MATERIAL SUPPLIED
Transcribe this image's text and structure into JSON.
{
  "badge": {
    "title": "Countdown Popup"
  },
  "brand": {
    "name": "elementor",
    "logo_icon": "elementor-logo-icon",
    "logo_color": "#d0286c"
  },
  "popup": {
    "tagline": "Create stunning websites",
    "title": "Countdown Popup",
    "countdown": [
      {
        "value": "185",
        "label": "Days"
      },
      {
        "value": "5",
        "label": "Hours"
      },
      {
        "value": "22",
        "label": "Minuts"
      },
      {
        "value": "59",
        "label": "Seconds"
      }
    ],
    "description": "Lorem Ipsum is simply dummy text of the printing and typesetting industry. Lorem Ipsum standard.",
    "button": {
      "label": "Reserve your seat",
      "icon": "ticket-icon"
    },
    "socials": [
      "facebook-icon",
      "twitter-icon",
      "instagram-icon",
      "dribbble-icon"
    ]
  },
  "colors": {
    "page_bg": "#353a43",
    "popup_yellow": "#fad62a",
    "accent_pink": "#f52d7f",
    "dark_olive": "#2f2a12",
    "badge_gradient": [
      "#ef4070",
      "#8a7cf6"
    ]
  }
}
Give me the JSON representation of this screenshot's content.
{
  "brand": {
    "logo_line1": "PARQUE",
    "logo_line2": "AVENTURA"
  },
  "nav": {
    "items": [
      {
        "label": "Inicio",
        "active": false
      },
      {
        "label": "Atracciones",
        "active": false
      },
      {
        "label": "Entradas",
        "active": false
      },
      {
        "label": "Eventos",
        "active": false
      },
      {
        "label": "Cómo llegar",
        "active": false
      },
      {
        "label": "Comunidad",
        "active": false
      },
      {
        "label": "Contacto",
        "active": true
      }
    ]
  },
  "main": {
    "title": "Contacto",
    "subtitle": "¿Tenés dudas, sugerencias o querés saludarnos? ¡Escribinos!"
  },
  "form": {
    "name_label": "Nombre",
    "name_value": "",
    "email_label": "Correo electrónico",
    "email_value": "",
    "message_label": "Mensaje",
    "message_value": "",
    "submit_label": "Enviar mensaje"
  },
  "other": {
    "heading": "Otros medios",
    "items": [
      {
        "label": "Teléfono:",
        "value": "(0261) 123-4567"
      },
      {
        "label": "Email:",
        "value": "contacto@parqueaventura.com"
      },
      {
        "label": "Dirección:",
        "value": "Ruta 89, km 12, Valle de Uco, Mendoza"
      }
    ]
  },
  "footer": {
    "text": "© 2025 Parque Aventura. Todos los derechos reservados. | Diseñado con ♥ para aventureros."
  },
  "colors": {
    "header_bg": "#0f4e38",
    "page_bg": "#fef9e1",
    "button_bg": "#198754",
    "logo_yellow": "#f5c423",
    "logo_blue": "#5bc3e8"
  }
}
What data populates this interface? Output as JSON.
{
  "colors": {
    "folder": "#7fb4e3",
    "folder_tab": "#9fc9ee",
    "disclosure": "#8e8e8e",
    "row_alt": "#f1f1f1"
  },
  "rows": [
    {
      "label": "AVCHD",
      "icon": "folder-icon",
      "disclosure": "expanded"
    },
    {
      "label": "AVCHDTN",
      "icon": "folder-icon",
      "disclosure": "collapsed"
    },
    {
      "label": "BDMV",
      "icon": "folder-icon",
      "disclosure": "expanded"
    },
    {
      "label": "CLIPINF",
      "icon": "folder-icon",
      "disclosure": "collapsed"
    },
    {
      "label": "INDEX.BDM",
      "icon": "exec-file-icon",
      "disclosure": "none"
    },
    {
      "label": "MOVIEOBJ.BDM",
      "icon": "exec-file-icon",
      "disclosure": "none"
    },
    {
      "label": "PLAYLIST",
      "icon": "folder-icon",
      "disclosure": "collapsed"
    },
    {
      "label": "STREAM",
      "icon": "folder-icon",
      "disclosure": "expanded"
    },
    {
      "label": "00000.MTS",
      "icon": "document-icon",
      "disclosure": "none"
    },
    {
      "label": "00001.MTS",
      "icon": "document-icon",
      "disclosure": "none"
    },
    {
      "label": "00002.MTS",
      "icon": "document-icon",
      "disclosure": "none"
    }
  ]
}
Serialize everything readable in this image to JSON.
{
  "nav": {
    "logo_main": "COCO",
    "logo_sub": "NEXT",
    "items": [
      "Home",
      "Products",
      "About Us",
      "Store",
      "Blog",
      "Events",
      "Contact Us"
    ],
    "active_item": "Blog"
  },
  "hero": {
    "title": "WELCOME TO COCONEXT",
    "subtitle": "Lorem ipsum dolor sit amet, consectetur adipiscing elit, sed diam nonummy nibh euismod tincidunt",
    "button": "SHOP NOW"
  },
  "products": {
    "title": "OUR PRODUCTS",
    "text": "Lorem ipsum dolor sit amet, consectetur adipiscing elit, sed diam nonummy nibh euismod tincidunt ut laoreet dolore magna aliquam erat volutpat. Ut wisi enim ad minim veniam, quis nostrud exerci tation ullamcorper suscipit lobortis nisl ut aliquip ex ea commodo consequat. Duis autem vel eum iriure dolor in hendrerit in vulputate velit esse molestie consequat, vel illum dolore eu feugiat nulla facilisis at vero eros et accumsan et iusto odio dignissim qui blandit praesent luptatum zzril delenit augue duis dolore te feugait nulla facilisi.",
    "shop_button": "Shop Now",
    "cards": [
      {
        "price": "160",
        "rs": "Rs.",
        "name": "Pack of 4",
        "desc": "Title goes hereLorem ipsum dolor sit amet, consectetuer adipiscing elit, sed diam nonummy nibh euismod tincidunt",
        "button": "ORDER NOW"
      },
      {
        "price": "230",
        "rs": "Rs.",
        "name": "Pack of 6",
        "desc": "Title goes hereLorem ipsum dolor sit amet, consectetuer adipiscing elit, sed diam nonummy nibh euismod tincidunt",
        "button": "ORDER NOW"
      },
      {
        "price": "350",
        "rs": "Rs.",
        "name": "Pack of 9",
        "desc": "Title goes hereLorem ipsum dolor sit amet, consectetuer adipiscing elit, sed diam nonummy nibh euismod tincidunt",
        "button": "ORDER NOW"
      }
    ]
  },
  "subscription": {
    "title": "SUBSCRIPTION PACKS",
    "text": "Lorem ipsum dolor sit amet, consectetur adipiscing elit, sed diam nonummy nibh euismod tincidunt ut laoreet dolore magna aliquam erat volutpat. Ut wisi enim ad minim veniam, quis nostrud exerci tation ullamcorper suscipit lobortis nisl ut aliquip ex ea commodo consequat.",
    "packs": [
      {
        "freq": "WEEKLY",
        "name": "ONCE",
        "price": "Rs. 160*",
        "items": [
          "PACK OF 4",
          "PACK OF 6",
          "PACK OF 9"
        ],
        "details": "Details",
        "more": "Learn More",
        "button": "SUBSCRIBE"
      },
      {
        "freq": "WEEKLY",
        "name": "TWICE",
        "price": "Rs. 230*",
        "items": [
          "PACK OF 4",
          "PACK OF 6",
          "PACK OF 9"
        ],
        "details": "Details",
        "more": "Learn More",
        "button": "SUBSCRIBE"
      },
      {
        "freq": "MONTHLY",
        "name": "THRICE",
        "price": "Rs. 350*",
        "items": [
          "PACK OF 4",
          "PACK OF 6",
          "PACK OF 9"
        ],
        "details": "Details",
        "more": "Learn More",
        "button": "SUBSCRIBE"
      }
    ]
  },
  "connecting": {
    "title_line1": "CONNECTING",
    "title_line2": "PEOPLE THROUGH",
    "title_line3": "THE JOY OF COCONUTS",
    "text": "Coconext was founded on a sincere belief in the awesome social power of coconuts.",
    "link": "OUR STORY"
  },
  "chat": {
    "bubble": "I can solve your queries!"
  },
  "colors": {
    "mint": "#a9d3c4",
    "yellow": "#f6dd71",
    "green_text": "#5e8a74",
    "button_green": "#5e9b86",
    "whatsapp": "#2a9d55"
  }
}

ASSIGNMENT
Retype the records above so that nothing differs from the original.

EXERCISE SOLUTION
Transcribe this image's text and structure into JSON.
{
  "badge": {
    "title": "Countdown Popup"
  },
  "brand": {
    "name": "elementor",
    "logo_icon": "elementor-logo-icon",
    "logo_color": "#d0286c"
  },
  "popup": {
    "tagline": "Create stunning websites",
    "title": "Countdown Popup",
    "countdown": [
      {
        "value": "185",
        "label": "Days"
      },
      {
        "value": "5",
        "label": "Hours"
      },
      {
        "value": "22",
        "label": "Minuts"
      },
      {
        "value": "59",
        "label": "Seconds"
      }
    ],
    "description": "Lorem Ipsum is simply dummy text of the printing and typesetting industry. Lorem Ipsum standard.",
    "button": {
      "label": "Reserve your seat",
      "icon": "ticket-icon"
    },
    "socials": [
      "facebook-icon",
      "twitter-icon",
      "instagram-icon",
      "dribbble-icon"
    ]
  },
  "colors": {
    "page_bg": "#353a43",
    "popup_yellow": "#fad62a",
    "accent_pink": "#f52d7f",
    "dark_olive": "#2f2a12",
    "badge_gradient": [
      "#ef4070",
      "#8a7cf6"
    ]
  }
}
Give me the JSON representation of this screenshot's content.
{
  "brand": {
    "logo_line1": "PARQUE",
    "logo_line2": "AVENTURA"
  },
  "nav": {
    "items": [
      {
        "label": "Inicio",
        "active": false
      },
      {
        "label": "Atracciones",
        "active": false
      },
      {
        "label": "Entradas",
        "active": false
      },
      {
        "label": "Eventos",
        "active": false
      },
      {
        "label": "Cómo llegar",
        "active": false
      },
      {
        "label": "Comunidad",
        "active": false
      },
      {
        "label": "Contacto",
        "active": true
      }
    ]
  },
  "main": {
    "title": "Contacto",
    "subtitle": "¿Tenés dudas, sugerencias o querés saludarnos? ¡Escribinos!"
  },
  "form": {
    "name_label": "Nombre",
    "name_value": "",
    "email_label": "Correo electrónico",
    "email_value": "",
    "message_label": "Mensaje",
    "message_value": "",
    "submit_label": "Enviar mensaje"
  },
  "other": {
    "heading": "Otros medios",
    "items": [
      {
        "label": "Teléfono:",
        "value": "(0261) 123-4567"
      },
      {
        "label": "Email:",
        "value": "contacto@parqueaventura.com"
      },
      {
        "label": "Dirección:",
        "value": "Ruta 89, km 12, Valle de Uco, Mendoza"
      }
    ]
  },
  "footer": {
    "text": "© 2025 Parque Aventura. Todos los derechos reservados. | Diseñado con ♥ para aventureros."
  },
  "colors": {
    "header_bg": "#0f4e38",
    "page_bg": "#fef9e1",
    "button_bg": "#198754",
    "logo_yellow": "#f5c423",
    "logo_blue": "#5bc3e8"
  }
}
What data populates this interface? Output as JSON.
{
  "colors": {
    "folder": "#7fb4e3",
    "folder_tab": "#9fc9ee",
    "disclosure": "#8e8e8e",
    "row_alt": "#f1f1f1"
  },
  "rows": [
    {
      "label": "AVCHD",
      "icon": "folder-icon",
      "disclosure": "expanded"
    },
    {
      "label": "AVCHDTN",
      "icon": "folder-icon",
      "disclosure": "collapsed"
    },
    {
      "label": "BDMV",
      "icon": "folder-icon",
      "disclosure": "expanded"
    },
    {
      "label": "CLIPINF",
      "icon": "folder-icon",
      "disclosure": "collapsed"
    },
    {
      "label": "INDEX.BDM",
      "icon": "exec-file-icon",
      "disclosure": "none"
    },
    {
      "label": "MOVIEOBJ.BDM",
      "icon": "exec-file-icon",
      "disclosure": "none"
    },
    {
      "label": "PLAYLIST",
      "icon": "folder-icon",
      "disclosure": "collapsed"
    },
    {
      "label": "STREAM",
      "icon": "folder-icon",
      "disclosure": "expanded"
    },
    {
      "label": "00000.MTS",
      "icon": "document-icon",
      "disclosure": "none"
    },
    {
      "label": "00001.MTS",
      "icon": "document-icon",
      "disclosure": "none"
    },
    {
      "label": "00002.MTS",
      "icon": "document-icon",
      "disclosure": "none"
    }
  ]
}
Serialize everything readable in this image to JSON.
{
  "nav": {
    "logo_main": "COCO",
    "logo_sub": "NEXT",
    "items": [
      "Home",
      "Products",
      "About Us",
      "Store",
      "Blog",
      "Events",
      "Contact Us"
    ],
    "active_item": "Blog"
  },
  "hero": {
    "title": "WELCOME TO COCONEXT",
    "subtitle": "Lorem ipsum dolor sit amet, consectetur adipiscing elit, sed diam nonummy nibh euismod tincidunt",
    "button": "SHOP NOW"
  },
  "products": {
    "title": "OUR PRODUCTS",
    "text": "Lorem ipsum dolor sit amet, consectetur adipiscing elit, sed diam nonummy nibh euismod tincidunt ut laoreet dolore magna aliquam erat volutpat. Ut wisi enim ad minim veniam, quis nostrud exerci tation ullamcorper suscipit lobortis nisl ut aliquip ex ea commodo consequat. Duis autem vel eum iriure dolor in hendrerit in vulputate velit esse molestie consequat, vel illum dolore eu feugiat nulla facilisis at vero eros et accumsan et iusto odio dignissim qui blandit praesent luptatum zzril delenit augue duis dolore te feugait nulla facilisi.",
    "shop_button": "Shop Now",
    "cards": [
      {
        "price": "160",
        "rs": "Rs.",
        "name": "Pack of 4",
        "desc": "Title goes hereLorem ipsum dolor sit amet, consectetuer adipiscing elit, sed diam nonummy nibh euismod tincidunt",
        "button": "ORDER NOW"
      },
      {
        "price": "230",
        "rs": "Rs.",
        "name": "Pack of 6",
        "desc": "Title goes hereLorem ipsum dolor sit amet, consectetuer adipiscing elit, sed diam nonummy nibh euismod tincidunt",
        "button": "ORDER NOW"
      },
      {
        "price": "350",
        "rs": "Rs.",
        "name": "Pack of 9",
        "desc": "Title goes hereLorem ipsum dolor sit amet, consectetuer adipiscing elit, sed diam nonummy nibh euismod tincidunt",
        "button": "ORDER NOW"
      }
    ]
  },
  "subscription": {
    "title": "SUBSCRIPTION PACKS",
    "text": "Lorem ipsum dolor sit amet, consectetur adipiscing elit, sed diam nonummy nibh euismod tincidunt ut laoreet dolore magna aliquam erat volutpat. Ut wisi enim ad minim veniam, quis nostrud exerci tation ullamcorper suscipit lobortis nisl ut aliquip ex ea commodo consequat.",
    "packs": [
      {
        "freq": "WEEKLY",
        "name": "ONCE",
        "price": "Rs. 160*",
        "items": [
          "PACK OF 4",
          "PACK OF 6",
          "PACK OF 9"
        ],
        "details": "Details",
        "more": "Learn More",
        "button": "SUBSCRIBE"
      },
      {
        "freq": "WEEKLY",
        "name": "TWICE",
        "price": "Rs. 230*",
        "items": [
          "PACK OF 4",
          "PACK OF 6",
          "PACK OF 9"
        ],
        "details": "Details",
        "more": "Learn More",
        "button": "SUBSCRIBE"
      },
      {
        "freq": "MONTHLY",
        "name": "THRICE",
        "price": "Rs. 350*",
        "items": [
          "PACK OF 4",
          "PACK OF 6",
          "PACK OF 9"
        ],
        "details": "Details",
        "more": "Learn More",
        "button": "SUBSCRIBE"
      }
    ]
  },
  "connecting": {
    "title_line1": "CONNECTING",
    "title_line2": "PEOPLE THROUGH",
    "title_line3": "THE JOY OF COCONUTS",
    "text": "Coconext was founded on a sincere belief in the awesome social power of coconuts.",
    "link": "OUR STORY"
  },
  "chat": {
    "bubble": "I can solve your queries!"
  },
  "colors": {
    "mint": "#a9d3c4",
    "yellow": "#f6dd71",
    "green_text": "#5e8a74",
    "button_green": "#5e9b86",
    "whatsapp": "#2a9d55"
  }
}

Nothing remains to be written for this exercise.